— Problem details —
Reproduce the records below exactly as shown.

────────────────────────────────────────

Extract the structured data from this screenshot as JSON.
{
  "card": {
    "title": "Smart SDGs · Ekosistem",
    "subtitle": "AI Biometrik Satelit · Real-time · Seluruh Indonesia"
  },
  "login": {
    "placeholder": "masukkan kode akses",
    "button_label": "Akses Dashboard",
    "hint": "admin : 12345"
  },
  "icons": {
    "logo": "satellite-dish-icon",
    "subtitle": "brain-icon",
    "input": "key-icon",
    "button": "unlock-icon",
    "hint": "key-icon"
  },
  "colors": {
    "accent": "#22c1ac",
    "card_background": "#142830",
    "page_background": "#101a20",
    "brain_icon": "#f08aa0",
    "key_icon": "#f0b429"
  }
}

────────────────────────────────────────

— Result of this task —
Extract the structured data from this screenshot as JSON.
{
  "card": {
    "title": "Smart SDGs · Ekosistem",
    "subtitle": "AI Biometrik Satelit · Real-time · Seluruh Indonesia"
  },
  "login": {
    "placeholder": "masukkan kode akses",
    "button_label": "Akses Dashboard",
    "hint": "admin : 12345"
  },
  "icons": {
    "logo": "satellite-dish-icon",
    "subtitle": "brain-icon",
    "input": "key-icon",
    "button": "unlock-icon",
    "hint": "key-icon"
  },
  "colors": {
    "accent": "#22c1ac",
    "card_background": "#142830",
    "page_background": "#101a20",
    "brain_icon": "#f08aa0",
    "key_icon": "#f0b429"
  }
}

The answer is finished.